On a typical Monday morning, her day begins at 5. It wasn’t a pain to get up that early irrespective of the time that she would sleep in the night at. She devotes almost an hour to herself and loved every single moment of those sixty minutes. Her eyes would open up only with her wake up tea, mind would start functioning with her morning walk and she would breathe easily and peacefully only with her customary long hot water shower; that one hour was her sanctuary of calm and compose. Everything that had gone wrong yesterday, all the tasks that she would have to handle today and all qualms about the coming week would slither away with the running water. In those moments, there was no pretence about the absence of issues, no over exaggeration about the same burdens. In those moments, she weighed everything with just as much significance as they required, not an inch higher or lesser. In those moments, she garnered the strength and reminded herself of who she was. In those moments, she felt empowered and emboldened, bloating and taking pride in the grace of the fact that she was the mother of two beautiful daughters. She was wife to a wonderfully cooperative husband and it was a beautiful family that they were raising. In those moments, she would remind herself of all that she has achieved – a working mother who doesn’t forget to listen to her daughter’s stories any day and who doesn’t find tending to her kids a strenuous and tiresome job. In those moments, she would live for herself, wondering about everything that she has done right and everything that she will make right. So every morning, she devotes almost an hour to herself living every single moment of those sixty minutes.
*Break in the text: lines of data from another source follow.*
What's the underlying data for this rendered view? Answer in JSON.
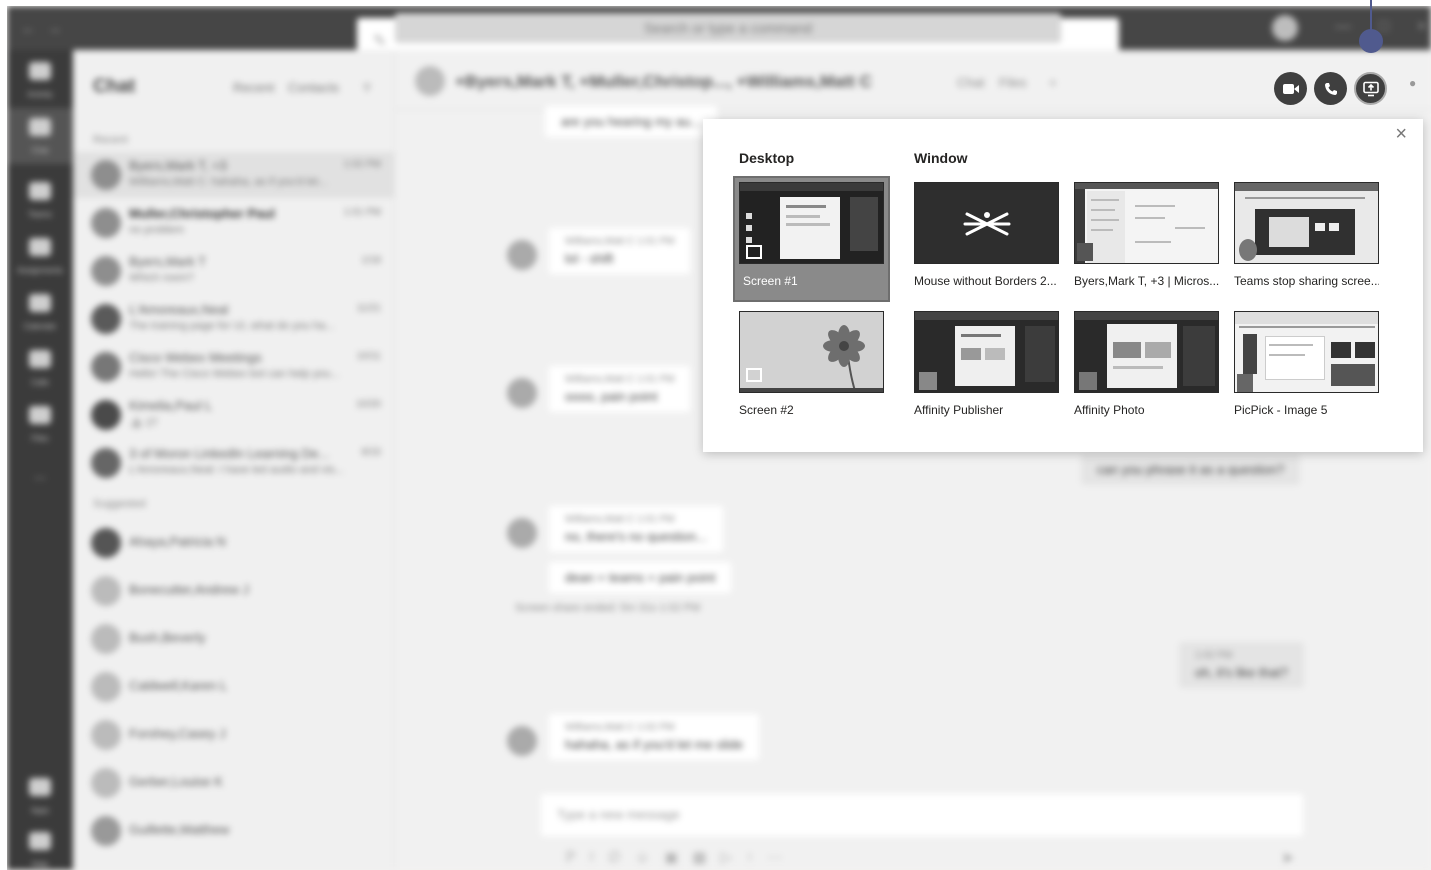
{
  "topbar": {
    "search_placeholder": "Search or type a command"
  },
  "rail": {
    "items": [
      "Activity",
      "Chat",
      "Teams",
      "Assignments",
      "Calendar",
      "Calls",
      "Files",
      "...",
      "Apps",
      "Help"
    ]
  },
  "chatlist": {
    "title": "Chat",
    "tabs": [
      "Recent",
      "Contacts"
    ],
    "section_recent": "Recent",
    "section_suggested": "Suggested",
    "items": [
      {
        "name": "Byers,Mark T, +3",
        "preview": "Williams,Matt C: hahaha, as if you'd let...",
        "time": "1:02 PM"
      },
      {
        "name": "Muller,Christopher Paul",
        "preview": "no problem",
        "time": "1:01 PM"
      },
      {
        "name": "Byers,Mark T",
        "preview": "Which room?",
        "time": "1/18"
      },
      {
        "name": "L'Amoreaux,Neal",
        "preview": "The training page for UI, what do you ha...",
        "time": "11/21"
      },
      {
        "name": "Cisco Webex Meetings",
        "preview": "Hello! The Cisco Webex bot can help you...",
        "time": "10/11"
      },
      {
        "name": "Kimelia,Paul L",
        "preview": "👍 27",
        "time": "10/20"
      },
      {
        "name": "3 of Moron LinkedIn Learning De...",
        "preview": "L'Amoreaux,Neal: I have led audio and vis...",
        "time": "8/15"
      }
    ],
    "suggested": [
      "Ahaya,Patricia N",
      "Bonecutter,Andrew J",
      "Bush,Beverly",
      "Caldwell,Karen L",
      "Forshey,Casey J",
      "Gerber,Louise K",
      "Guillette,Matthew"
    ]
  },
  "conversation": {
    "title": "+Byers,Mark T, +Muller,Christop..., +Williams,Matt C",
    "tabs": [
      "Chat",
      "Files",
      "+"
    ],
    "messages": [
      {
        "meta": "",
        "text": "are you hearing my au..."
      },
      {
        "meta": "Williams,Matt C  1:01 PM",
        "text": "lol - shift"
      },
      {
        "meta": "Williams,Matt C  1:01 PM",
        "text": "oooo, pain point"
      },
      {
        "meta": "",
        "text": "can you phrase it as a question?"
      },
      {
        "meta": "Williams,Matt C  1:01 PM",
        "text": "no, there's no question..."
      },
      {
        "meta": "",
        "text": "dean = teams = pain point"
      },
      {
        "meta": "",
        "text": "Screen share ended: 5m 31s  1:02 PM"
      },
      {
        "meta": "1:02 PM",
        "text": "oh, it's like that?"
      },
      {
        "meta": "Williams,Matt C  1:02 PM",
        "text": "hahaha, as if you'd let me slide"
      }
    ],
    "compose_placeholder": "Type a new message"
  },
  "share_panel": {
    "desktop_label": "Desktop",
    "window_label": "Window",
    "screens": [
      "Screen #1",
      "Screen #2"
    ],
    "windows": [
      "Mouse without Borders 2...",
      "Byers,Mark T, +3 | Micros...",
      "Teams stop sharing scree...",
      "Affinity Publisher",
      "Affinity Photo",
      "PicPick - Image 5"
    ],
    "close_symbol": "×"
  },
  "call_controls": [
    "video-call",
    "audio-call",
    "share-screen"
  ],
  "colors": {
    "indicator": "#505a8e",
    "button": "#3f3f3f"
  }
}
The next alarm at 6 is accompanied by her husband’s desperate attempts to get the girls out of their beds, even as those two whine and scream at their father to let them sleep for “just a little longer”. An everyday affair, she knows he’ll handle it and get her daughters to make it in time for their school bus. She finds her duties rather peaceful. Sure, the kitchen is not the most pleasant place to be in. But she merely has to deal with herself and her things. So while the breakfast and the water bottle and the tiffin box are set on the table with a deliberate loud thud, it is her sign to her husband that the girls should be wearing their shoes by now. She wrestles with their school bags while her seven year old and ten year old eat their cereal and fruit. The parents both kiss them goodbye and get back to work. He goes in first. He always wins and takes the shower before her. Meanwhile, she lays his clothes on the bed and food on the table. By the time it is her turn, it is time for him to leave for work. So she sets him off before getting ready herself.
It was force of habit for her to ensure that her bag had everything from her files to documents to papers to laptop and her make-up set. She opens the door to her maid at the same time while fitting her feet into her Charles & Keith pumps that she wears to work. Rest assured, she makes it a point to awaken her maid with a brief reminder about the dishes to be prepared for lunch for her daughters and about the corners of the house that need cleaning, and she is good to go. She grabs the keys and pushes them in to start her car as she races to reach work on time. Punctuality is one of her master-plays. She is hardly ever late. An icing on top, her boss never fails to take note of that. Nevertheless, a sigh of relief is natural and almost instinctive as she settles in her seat and her cabin, ready to begin with the day’s work. As the last alarm of her office clock goes off, she gets up only once she is satisfied and content with the completion of the day’s assignments. Puffed up with the fulfillment of another loyal day at service, she heads back home, reaching in time before the maid leaves. Nothing soothes her as much as the smiling faces of her two little daughters. Her husband walks in the middle of her natter with her kids as they hop around the house with stories of how they aced the spelling test in class. The rattling goes on till dinner time, their most awaited meal of the day. Dinner was the time when all four of them would get together and celebrate all that family love. They were a proud family and each one of them applauded the other for doing their job right. But she never understood why, her husband always raised a toast to her in order “to celebrate motherhood and womanhood and the exemplification of the perfect blend of the two”. He would remind their children every night before tucking them into bed that their mother is the strongest person he knew. He would never go off to sleep before silently thanking God for his wife and for making her the mother of his kids.
So while his day would be complete at that, his wife would lay in bed, close her eyes and picture all those women struggling to feed their families. She would visualize all those women who are involved in the battle to fight for their space in the public sphere. She would visualize all those women who vow each day that that will be the day that they would step out from behind their purdahs and face the world directly. She would visualize all these women and with heartfelt gratitude, pass a prayer and a plea to the Maker to bless them with the resources and the opportunities that she had got. She would hope with all her might and all her faith that they would come out of such petty obstacles and live fully what describes in the true sense, the life of a woman, a wife, a mother. She wished that the world would appreciate this world that also makes space for women like her, who lead their lives as ordinary as possible, yet extraordinary for themselves. She wished that all those women would get that one hour in the morning, to themselves, their moments, their time, their sanctuary.